Here is a rather lovely clock that I've had sitting around in my "to fix" pile for a while. I bought the clock originally in may of 2009. This was one of those purchases where I bought it largely based on looks and price. The clock was only 99$ USD +shipping, so I thought it was a fairly nice piece (or it could be) with a bit of work.
Please note, these are a mix of newer and older photos.
After it arrived, I started to be really puzzled by it. For the most part, the case seems to be a European product, made from yellow pine or spruce, and veneered in figured walnut with ebonized accents. It also had a bit of woodworm damage, which is something I see frequently in European antiques.
The bottom bracket has beautiful walnut burl veneer.
The movement and the case layout are where things start to get a bit weird.
The case has a false (or double) back, which barely hides behind the dial. This back is meant to hide a spiral gong, which is now missing. The false back is held in place by a single screw into the centre bar (though the backboard).
The movement is unlike any I have ever seen before. At first glance, it looks a lot like a very standard American 8 day movement, but looking closer, a lot of the details are wildly different. As a quick side note: the movement appears to be original to the clock. There are no additional holes anywhere.
I don't know why, but the entire strike train was removed at some point in the past, which is a real shame.

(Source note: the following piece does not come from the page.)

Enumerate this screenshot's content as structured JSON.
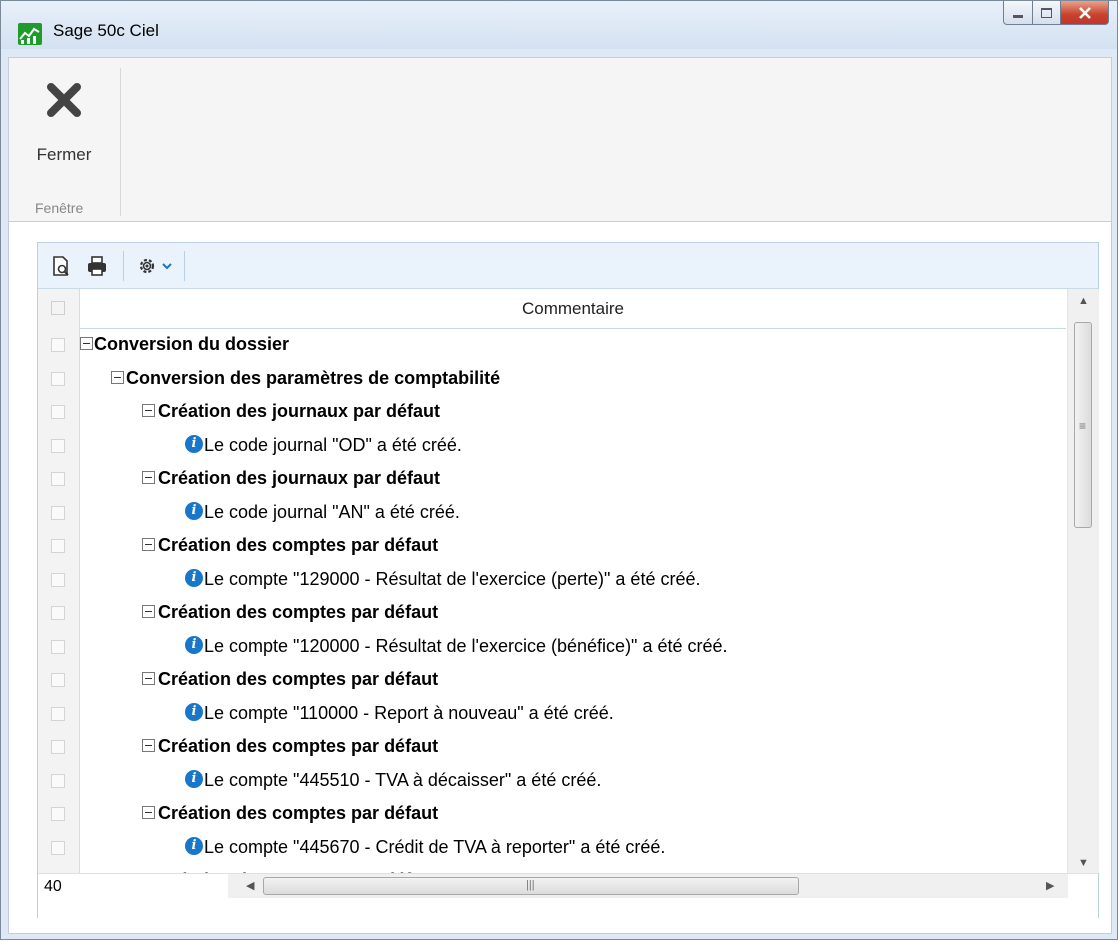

The various parts are all extremely well made. Solid brass, nice thick enamel, etc.
Some chipping around the dial centre was later patched-up.
The dial is all crimped together quite nicely. It just sits over the movement and is fixed in place with 2 small screws.
The screw-fixing method was clearly not an after thought as the enamel was fired with the holes already in place.
Here are more photos of the unusual movement.
Some of the differences:
- HUUUUGE verge. This strip verge is not only wider than the escape wheel, but it's also unnecessarily deep
- Suspension spring post for a double leaf European style spring
- Crutch loop for pendulum rod in an unusual "U" shape
- Unusual motion works setup
- Unusual bridges and brackets
- "I" shaft for minute hand (which is not all that common on this style of 8 day movement (American or otherwise)
The movement seems to point to an Asian manufacture, but it's hard to say for sure. It doesn't feel cheap and flimsy, so if it is Asian made, it is most certainly an older make. I would date the clock to around 1890-1900 but again, it's hard to say. I have found no inscriptions, scribbles, stamps, or any other kind of identifying information on it (aside from the two "30" crayon marks on the 2 backboards). I have also never run across another similar clock since buying this one.
I seem to have a knack for finding rare and unusual pieces. I don't think this one is particularly valuable or desirable, but it's still a rather nice piece. I'd love to hear your thoughts and opinions on this clock. If you have a similar example, please contact me.